> Data records:
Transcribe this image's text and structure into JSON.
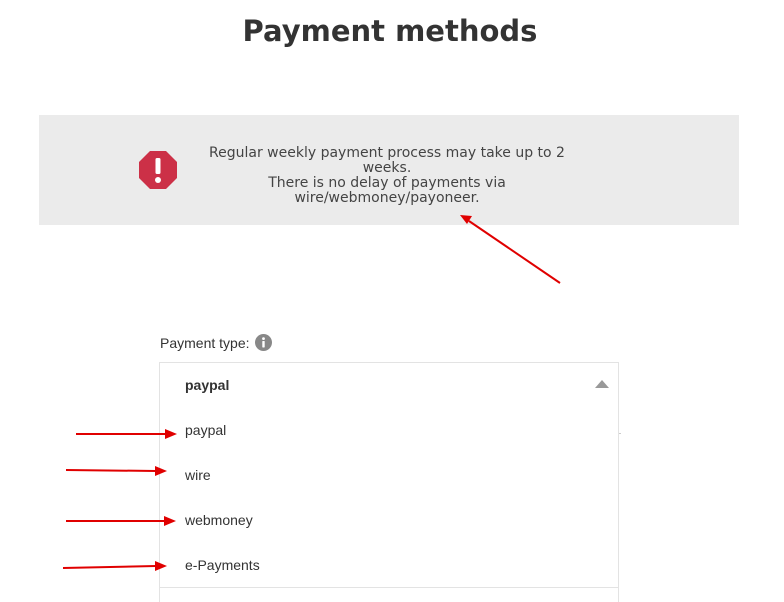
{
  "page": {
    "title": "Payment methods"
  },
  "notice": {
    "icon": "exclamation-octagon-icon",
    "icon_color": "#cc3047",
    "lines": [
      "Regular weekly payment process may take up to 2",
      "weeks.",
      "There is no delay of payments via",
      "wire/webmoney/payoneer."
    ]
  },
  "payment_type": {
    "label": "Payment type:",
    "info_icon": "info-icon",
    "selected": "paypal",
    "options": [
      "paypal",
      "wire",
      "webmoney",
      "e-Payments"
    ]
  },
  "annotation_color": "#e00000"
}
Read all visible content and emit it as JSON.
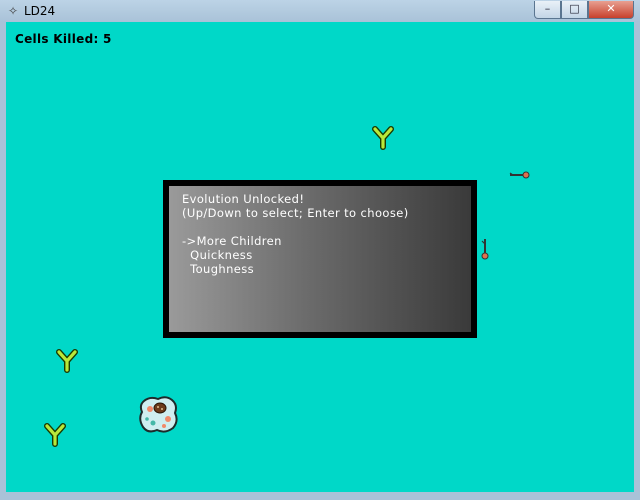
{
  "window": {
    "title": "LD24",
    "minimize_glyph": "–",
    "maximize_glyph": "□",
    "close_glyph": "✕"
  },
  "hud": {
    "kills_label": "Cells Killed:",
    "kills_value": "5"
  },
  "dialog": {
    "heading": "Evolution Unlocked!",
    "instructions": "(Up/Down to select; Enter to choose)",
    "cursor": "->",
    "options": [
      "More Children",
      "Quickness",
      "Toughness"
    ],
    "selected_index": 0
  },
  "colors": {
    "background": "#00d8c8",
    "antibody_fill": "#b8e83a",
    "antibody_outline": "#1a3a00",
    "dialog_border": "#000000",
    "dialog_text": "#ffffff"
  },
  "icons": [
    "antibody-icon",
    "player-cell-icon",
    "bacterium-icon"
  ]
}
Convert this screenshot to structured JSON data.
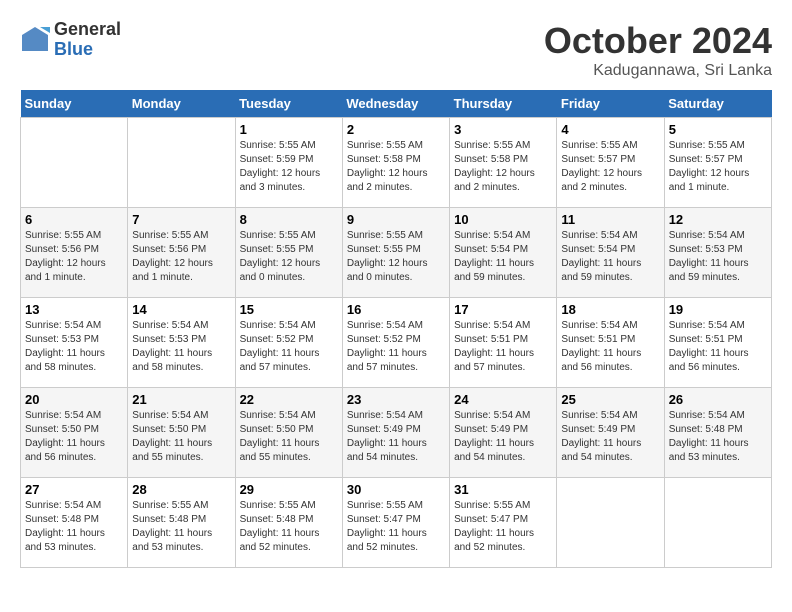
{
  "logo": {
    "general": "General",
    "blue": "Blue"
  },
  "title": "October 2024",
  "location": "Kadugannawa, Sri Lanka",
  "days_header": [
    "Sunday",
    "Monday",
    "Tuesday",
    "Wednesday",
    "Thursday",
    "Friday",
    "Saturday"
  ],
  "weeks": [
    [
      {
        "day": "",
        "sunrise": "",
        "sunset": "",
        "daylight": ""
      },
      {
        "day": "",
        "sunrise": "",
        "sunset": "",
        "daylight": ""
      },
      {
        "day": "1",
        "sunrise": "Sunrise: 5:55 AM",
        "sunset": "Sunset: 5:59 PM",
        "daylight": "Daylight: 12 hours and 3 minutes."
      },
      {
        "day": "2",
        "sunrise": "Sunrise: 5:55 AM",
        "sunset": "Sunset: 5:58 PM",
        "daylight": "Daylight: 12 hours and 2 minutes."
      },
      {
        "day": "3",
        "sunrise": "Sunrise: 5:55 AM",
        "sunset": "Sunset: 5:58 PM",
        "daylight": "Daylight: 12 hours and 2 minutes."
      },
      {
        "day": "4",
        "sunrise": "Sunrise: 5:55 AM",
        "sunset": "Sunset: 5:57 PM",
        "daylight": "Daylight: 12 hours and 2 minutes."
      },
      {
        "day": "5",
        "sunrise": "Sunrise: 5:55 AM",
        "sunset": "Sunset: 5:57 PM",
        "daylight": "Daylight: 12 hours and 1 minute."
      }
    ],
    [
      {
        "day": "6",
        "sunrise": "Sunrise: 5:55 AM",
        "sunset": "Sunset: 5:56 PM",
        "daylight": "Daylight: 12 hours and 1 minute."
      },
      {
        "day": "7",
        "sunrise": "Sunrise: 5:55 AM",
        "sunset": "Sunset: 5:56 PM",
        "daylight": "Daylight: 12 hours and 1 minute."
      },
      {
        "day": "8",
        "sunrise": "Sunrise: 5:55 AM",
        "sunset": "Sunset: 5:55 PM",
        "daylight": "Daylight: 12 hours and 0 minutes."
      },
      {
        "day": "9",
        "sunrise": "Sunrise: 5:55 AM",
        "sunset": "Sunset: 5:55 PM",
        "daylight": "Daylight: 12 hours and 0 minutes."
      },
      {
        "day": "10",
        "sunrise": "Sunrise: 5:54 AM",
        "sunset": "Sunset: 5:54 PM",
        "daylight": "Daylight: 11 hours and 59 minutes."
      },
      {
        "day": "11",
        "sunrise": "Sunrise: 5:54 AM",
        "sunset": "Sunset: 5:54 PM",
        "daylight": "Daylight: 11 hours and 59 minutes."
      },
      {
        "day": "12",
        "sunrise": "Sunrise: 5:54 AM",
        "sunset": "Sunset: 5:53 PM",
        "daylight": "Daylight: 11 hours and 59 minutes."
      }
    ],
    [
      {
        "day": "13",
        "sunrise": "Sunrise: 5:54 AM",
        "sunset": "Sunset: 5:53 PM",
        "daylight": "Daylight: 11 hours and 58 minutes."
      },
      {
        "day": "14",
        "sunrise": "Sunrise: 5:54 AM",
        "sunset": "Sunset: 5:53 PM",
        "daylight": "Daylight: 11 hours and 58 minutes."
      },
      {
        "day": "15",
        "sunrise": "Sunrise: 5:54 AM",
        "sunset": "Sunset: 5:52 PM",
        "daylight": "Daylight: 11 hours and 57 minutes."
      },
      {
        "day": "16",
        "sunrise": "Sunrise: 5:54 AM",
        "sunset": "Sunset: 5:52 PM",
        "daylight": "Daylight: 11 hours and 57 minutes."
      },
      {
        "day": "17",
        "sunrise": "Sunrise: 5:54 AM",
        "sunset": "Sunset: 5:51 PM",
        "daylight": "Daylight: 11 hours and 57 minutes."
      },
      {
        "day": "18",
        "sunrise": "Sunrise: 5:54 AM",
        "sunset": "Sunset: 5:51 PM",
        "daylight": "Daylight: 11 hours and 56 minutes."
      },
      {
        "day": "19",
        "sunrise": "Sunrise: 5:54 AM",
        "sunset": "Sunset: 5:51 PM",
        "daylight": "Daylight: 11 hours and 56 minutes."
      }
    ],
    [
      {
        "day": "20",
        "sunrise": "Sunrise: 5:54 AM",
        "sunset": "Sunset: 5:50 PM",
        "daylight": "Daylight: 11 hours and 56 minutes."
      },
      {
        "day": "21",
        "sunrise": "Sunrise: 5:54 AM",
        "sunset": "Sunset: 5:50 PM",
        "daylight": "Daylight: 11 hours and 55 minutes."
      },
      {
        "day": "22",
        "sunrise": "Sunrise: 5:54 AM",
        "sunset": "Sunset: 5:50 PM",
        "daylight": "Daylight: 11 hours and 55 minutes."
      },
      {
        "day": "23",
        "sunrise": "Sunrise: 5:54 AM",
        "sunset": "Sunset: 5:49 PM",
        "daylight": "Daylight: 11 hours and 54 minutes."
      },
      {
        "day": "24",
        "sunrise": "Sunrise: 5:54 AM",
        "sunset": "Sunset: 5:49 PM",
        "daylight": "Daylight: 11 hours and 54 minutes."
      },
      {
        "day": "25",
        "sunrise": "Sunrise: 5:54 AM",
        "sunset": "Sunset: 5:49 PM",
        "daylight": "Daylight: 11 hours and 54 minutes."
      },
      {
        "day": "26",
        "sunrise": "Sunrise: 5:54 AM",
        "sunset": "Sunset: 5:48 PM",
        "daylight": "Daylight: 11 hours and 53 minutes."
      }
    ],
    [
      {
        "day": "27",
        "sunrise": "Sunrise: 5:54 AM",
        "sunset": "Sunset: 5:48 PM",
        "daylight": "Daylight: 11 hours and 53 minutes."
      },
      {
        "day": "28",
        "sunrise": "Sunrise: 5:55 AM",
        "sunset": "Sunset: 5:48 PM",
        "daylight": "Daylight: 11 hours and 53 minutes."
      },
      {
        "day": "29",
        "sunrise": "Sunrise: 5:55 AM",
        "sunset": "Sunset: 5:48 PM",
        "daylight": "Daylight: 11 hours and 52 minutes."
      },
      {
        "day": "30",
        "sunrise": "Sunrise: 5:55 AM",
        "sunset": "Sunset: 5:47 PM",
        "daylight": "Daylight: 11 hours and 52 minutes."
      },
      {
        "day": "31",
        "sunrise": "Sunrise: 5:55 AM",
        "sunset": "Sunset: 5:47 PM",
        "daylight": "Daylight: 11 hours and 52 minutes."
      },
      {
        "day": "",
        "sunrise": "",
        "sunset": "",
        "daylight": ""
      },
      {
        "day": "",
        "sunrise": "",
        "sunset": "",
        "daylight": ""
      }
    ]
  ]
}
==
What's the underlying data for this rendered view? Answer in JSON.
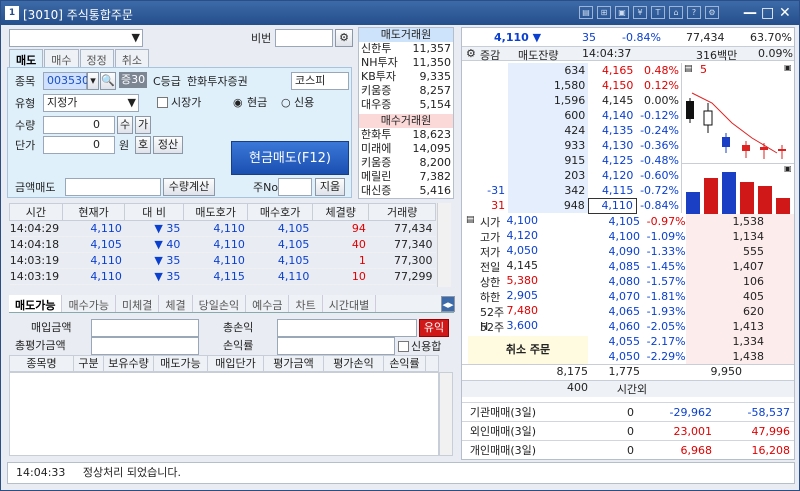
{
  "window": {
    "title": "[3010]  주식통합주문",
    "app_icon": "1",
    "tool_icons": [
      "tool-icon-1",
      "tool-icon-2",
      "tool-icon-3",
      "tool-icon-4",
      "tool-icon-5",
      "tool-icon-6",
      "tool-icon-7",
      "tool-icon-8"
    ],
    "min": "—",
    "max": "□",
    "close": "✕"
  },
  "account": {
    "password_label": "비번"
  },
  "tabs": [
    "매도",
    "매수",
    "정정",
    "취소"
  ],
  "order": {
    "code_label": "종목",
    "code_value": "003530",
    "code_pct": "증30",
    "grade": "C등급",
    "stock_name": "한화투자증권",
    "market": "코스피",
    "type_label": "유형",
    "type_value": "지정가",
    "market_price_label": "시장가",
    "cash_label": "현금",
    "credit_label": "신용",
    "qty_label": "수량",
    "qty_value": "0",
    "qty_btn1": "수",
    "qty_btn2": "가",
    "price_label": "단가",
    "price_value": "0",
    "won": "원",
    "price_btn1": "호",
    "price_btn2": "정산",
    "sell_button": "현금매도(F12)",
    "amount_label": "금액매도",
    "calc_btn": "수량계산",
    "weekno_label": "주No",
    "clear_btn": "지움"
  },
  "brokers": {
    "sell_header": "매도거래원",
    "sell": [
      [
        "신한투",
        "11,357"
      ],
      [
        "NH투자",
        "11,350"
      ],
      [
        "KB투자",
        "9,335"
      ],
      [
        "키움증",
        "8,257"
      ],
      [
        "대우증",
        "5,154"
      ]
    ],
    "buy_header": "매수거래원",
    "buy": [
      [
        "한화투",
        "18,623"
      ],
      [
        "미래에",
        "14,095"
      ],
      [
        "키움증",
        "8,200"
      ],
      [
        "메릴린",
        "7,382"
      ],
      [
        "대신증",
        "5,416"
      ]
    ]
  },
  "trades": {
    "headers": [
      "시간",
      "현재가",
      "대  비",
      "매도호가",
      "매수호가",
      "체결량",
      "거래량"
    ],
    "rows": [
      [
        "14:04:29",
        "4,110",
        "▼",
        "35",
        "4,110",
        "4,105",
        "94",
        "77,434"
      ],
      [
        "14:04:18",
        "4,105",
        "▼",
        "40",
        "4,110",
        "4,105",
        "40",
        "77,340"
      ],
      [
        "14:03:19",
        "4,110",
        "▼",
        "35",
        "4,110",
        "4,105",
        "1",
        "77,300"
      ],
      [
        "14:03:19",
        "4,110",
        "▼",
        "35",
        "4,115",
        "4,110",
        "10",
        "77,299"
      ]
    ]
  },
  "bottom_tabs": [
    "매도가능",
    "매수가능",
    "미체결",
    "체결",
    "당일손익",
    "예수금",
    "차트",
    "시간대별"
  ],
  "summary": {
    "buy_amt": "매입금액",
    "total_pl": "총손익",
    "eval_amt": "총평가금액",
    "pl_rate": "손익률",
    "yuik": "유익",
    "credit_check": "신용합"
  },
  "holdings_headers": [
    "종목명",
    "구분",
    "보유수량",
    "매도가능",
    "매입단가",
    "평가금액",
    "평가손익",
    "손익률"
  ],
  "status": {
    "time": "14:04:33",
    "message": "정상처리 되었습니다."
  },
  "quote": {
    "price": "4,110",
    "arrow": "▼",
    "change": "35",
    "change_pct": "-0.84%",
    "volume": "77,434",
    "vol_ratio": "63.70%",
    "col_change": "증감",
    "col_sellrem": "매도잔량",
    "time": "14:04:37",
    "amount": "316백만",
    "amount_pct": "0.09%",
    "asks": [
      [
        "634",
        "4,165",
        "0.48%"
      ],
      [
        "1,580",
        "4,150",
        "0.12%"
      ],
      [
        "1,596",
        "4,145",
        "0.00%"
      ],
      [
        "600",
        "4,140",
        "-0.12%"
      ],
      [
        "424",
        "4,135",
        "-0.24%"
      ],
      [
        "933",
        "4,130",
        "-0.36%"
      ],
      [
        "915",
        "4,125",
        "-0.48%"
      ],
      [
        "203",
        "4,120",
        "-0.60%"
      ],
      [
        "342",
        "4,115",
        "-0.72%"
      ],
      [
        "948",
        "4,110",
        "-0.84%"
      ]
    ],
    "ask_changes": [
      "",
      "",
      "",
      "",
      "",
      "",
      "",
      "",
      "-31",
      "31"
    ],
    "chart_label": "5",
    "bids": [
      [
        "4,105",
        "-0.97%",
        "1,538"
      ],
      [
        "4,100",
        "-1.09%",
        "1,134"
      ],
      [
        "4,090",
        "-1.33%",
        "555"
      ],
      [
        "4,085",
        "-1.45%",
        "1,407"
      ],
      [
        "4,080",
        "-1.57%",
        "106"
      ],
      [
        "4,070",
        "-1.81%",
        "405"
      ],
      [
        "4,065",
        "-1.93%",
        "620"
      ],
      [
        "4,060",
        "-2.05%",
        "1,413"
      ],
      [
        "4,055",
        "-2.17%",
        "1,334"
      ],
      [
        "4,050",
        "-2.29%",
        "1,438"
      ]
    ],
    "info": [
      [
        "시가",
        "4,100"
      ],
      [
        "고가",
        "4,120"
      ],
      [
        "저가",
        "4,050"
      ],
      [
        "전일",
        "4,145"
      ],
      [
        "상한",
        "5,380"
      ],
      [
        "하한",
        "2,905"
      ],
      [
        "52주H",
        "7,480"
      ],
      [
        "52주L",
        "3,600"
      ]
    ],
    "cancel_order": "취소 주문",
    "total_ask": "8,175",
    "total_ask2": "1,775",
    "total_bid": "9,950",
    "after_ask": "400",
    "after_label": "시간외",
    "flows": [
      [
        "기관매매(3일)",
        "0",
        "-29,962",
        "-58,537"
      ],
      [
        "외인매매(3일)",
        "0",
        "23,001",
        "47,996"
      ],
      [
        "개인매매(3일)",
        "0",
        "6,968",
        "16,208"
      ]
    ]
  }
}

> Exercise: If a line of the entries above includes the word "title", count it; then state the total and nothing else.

> Result of the task: 4